_TASK ITEM_. Each line below containing the word "gmail" needs to be shown.

_STORED DATA_.
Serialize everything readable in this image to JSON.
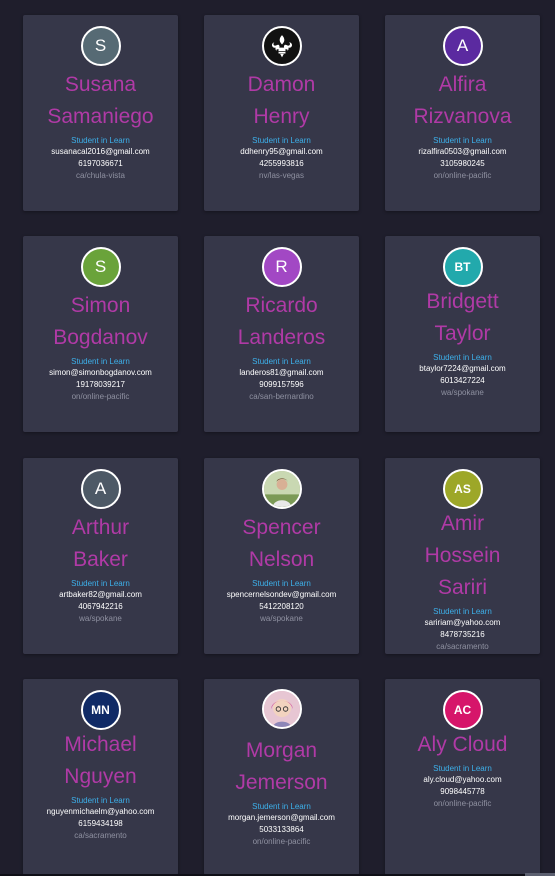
{
  "students": [
    {
      "name_line1": "Susana",
      "name_line2": "Samaniego",
      "name_line3": "",
      "initials": "S",
      "avatar_color": "#566a74",
      "avatar_type": "letter",
      "role": "Student in Learn",
      "email": "susanacal2016@gmail.com",
      "phone": "6197036671",
      "location": "ca/chula-vista"
    },
    {
      "name_line1": "Damon",
      "name_line2": "Henry",
      "name_line3": "",
      "initials": "",
      "avatar_color": "#111111",
      "avatar_type": "fleur-de-lis",
      "role": "Student in Learn",
      "email": "ddhenry95@gmail.com",
      "phone": "4255993816",
      "location": "nv/las-vegas"
    },
    {
      "name_line1": "Alfira",
      "name_line2": "Rizvanova",
      "name_line3": "",
      "initials": "A",
      "avatar_color": "#5b2aa0",
      "avatar_type": "letter",
      "role": "Student in Learn",
      "email": "rizalfira0503@gmail.com",
      "phone": "3105980245",
      "location": "on/online-pacific"
    },
    {
      "name_line1": "Simon",
      "name_line2": "Bogdanov",
      "name_line3": "",
      "initials": "S",
      "avatar_color": "#6aa33a",
      "avatar_type": "letter",
      "role": "Student in Learn",
      "email": "simon@simonbogdanov.com",
      "phone": "19178039217",
      "location": "on/online-pacific"
    },
    {
      "name_line1": "Ricardo",
      "name_line2": "Landeros",
      "name_line3": "",
      "initials": "R",
      "avatar_color": "#a248c4",
      "avatar_type": "letter",
      "role": "Student in Learn",
      "email": "landeros81@gmail.com",
      "phone": "9099157596",
      "location": "ca/san-bernardino"
    },
    {
      "name_line1": "Bridgett",
      "name_line2": "Taylor",
      "name_line3": "",
      "initials": "BT",
      "avatar_color": "#22a9ac",
      "avatar_type": "letter-small",
      "role": "Student in Learn",
      "email": "btaylor7224@gmail.com",
      "phone": "6013427224",
      "location": "wa/spokane"
    },
    {
      "name_line1": "Arthur",
      "name_line2": "Baker",
      "name_line3": "",
      "initials": "A",
      "avatar_color": "#4d5966",
      "avatar_type": "letter",
      "role": "Student in Learn",
      "email": "artbaker82@gmail.com",
      "phone": "4067942216",
      "location": "wa/spokane"
    },
    {
      "name_line1": "Spencer",
      "name_line2": "Nelson",
      "name_line3": "",
      "initials": "",
      "avatar_color": "#9fb07c",
      "avatar_type": "photo",
      "role": "Student in Learn",
      "email": "spencernelsondev@gmail.com",
      "phone": "5412208120",
      "location": "wa/spokane"
    },
    {
      "name_line1": "Amir",
      "name_line2": "Hossein",
      "name_line3": "Sariri",
      "initials": "AS",
      "avatar_color": "#9da728",
      "avatar_type": "letter-small",
      "role": "Student in Learn",
      "email": "saririam@yahoo.com",
      "phone": "8478735216",
      "location": "ca/sacramento"
    },
    {
      "name_line1": "Michael",
      "name_line2": "Nguyen",
      "name_line3": "",
      "initials": "MN",
      "avatar_color": "#102a66",
      "avatar_type": "letter-small",
      "role": "Student in Learn",
      "email": "nguyenmichaelm@yahoo.com",
      "phone": "6159434198",
      "location": "ca/sacramento"
    },
    {
      "name_line1": "Morgan",
      "name_line2": "Jemerson",
      "name_line3": "",
      "initials": "",
      "avatar_color": "#d9a7bc",
      "avatar_type": "photo",
      "role": "Student in Learn",
      "email": "morgan.jemerson@gmail.com",
      "phone": "5033133864",
      "location": "on/online-pacific"
    },
    {
      "name_line1": "Aly Cloud",
      "name_line2": "",
      "name_line3": "",
      "initials": "AC",
      "avatar_color": "#d6156a",
      "avatar_type": "letter-small",
      "role": "Student in Learn",
      "email": "aly.cloud@yahoo.com",
      "phone": "9098445778",
      "location": "on/online-pacific"
    }
  ]
}
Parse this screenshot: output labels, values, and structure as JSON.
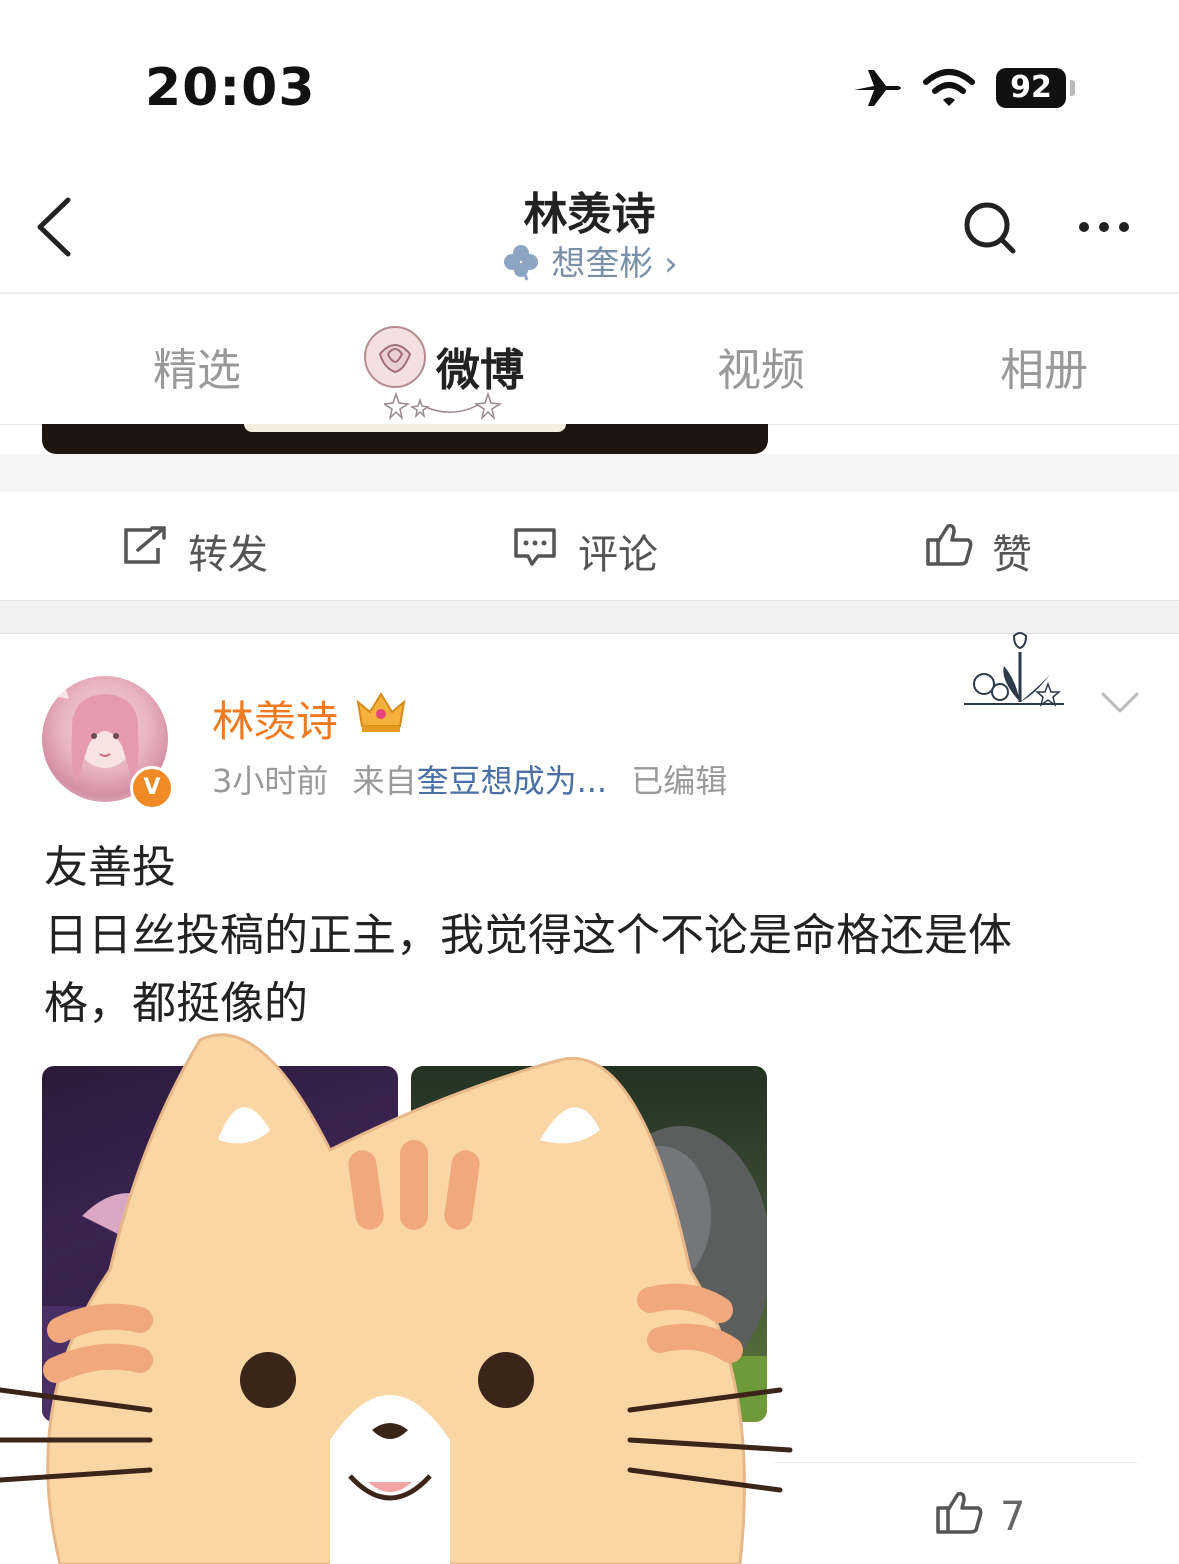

_OUTPUT FOR THIS EXERCISE_.
      "email": "susanacal2016@gmail.com",
      "email": "ddhenry95@gmail.com",
      "email": "rizalfira0503@gmail.com",
      "email": "landeros81@gmail.com",
      "email": "btaylor7224@gmail.com",
      "email": "artbaker82@gmail.com",
      "email": "spencernelsondev@gmail.com",
      "email": "morgan.jemerson@gmail.com",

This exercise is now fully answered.